Gamers concerned that Halo creator Bungie's 10-year publishing deal with Activision may affect its hotly anticipated new game need not – and that's because Kotick's crew are "hands-off".
"Not only were we excited about the contract that we were able to get with Activision but they seem really committed to being hands-off," Bungie composer Marty O'Donnell told IndustryGamers.
"They really seem committed to agreeing that they are the publishers and they need to support in all the ways publishers support [titles] and they were looking for developers that were completely self-sufficient essentially - except maybe we need some money once in a while - but self-sufficient in terms of not needing to depend on them for production or development or some of these other things."
But will Activision remain hands-off?
"They want a team that has a proven track record - a team that can go out and get it done," O'Donnell continued. "And so the hands-off nature of it is really appealing to us. Right now, maybe this is the honeymoon period, but it seems like the right thing for us at this time."
O'Donnell's comments echo those of community director Brian Jarrard, who told Eurogamer last year that Activision's current negative reputation is of no concern.

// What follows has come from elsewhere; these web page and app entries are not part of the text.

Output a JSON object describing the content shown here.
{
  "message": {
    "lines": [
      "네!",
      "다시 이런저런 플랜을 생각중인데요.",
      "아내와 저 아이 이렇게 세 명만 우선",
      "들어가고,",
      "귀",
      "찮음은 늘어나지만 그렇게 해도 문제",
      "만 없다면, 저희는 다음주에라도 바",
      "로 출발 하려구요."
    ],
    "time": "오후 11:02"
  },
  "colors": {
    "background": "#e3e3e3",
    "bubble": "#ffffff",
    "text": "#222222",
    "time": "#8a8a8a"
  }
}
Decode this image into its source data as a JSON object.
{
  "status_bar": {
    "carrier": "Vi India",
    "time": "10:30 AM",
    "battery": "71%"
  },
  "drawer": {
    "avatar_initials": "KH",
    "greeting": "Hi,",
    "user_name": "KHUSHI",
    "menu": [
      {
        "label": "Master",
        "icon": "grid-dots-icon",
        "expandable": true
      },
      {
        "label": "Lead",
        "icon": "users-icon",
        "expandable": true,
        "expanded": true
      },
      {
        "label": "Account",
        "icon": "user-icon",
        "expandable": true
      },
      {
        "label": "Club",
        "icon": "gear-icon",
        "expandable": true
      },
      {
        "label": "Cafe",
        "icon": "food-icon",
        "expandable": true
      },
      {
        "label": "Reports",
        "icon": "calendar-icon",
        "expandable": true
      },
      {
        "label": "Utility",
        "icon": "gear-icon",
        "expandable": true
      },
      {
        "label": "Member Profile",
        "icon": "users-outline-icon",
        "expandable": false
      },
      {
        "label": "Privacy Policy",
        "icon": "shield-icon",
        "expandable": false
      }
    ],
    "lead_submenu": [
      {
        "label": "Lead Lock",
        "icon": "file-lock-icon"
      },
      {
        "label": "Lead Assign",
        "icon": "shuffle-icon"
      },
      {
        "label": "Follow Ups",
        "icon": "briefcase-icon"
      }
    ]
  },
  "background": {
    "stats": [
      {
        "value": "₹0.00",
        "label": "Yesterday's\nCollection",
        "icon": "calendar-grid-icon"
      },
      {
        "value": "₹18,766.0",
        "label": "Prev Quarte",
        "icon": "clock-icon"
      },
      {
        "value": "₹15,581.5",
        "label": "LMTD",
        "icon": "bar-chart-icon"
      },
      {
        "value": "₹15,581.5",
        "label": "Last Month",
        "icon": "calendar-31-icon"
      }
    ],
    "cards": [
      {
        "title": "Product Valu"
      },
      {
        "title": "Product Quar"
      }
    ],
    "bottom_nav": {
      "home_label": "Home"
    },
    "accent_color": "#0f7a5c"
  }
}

"We have an awesome deal with those guys," he said. "Ultimately, I don't think it's going to matter who helps that game into the hands of gamers, other than we're happy to know Activision's got world-class publishing expertise across multiple platforms and they're going to be a great partner that's given us a great relationship and a great deal.
"So we're not too worried about it."
In April 2010 Activision and Bungie announced a mammoth 10-year publishing deal for the developer's next IP.
Under the terms of the agreement, Bungie retains the rights to whatever it's cooking.
The deal followed the high-profile sacking of Call of Duty creators Vince Zampella and Jason West, which sparked an outpouring of anger from gamers who felt Activision had unfairly treated Infinity Ward.
Explaining the deal, O'Donnell added: "How many publishers are out there that could even do a deal with Bungie for a decade? You could probably list them on one hand. Certainly Microsoft was one of them, EA was one of them, but you could think of the ones that could actually do this thing."
Little is known about Bungie's next game.
Bungie lead network engineer David Aldridge said at the Game Developers Conference that its next project would be a "massively multiplayer action game" – but he was joking, apparently.
Rumour has it Bungie is making a first-person MMO for Activision called Destiny. It was loosely defined as "WOW in space".
Before then, Bungie had teased a new world that "was always there", and also referred to it as "a universe that people want to spend time in". Bungie's partnership with Activision is a 10-year multi-platform publishing deal, which fits well with an MMO.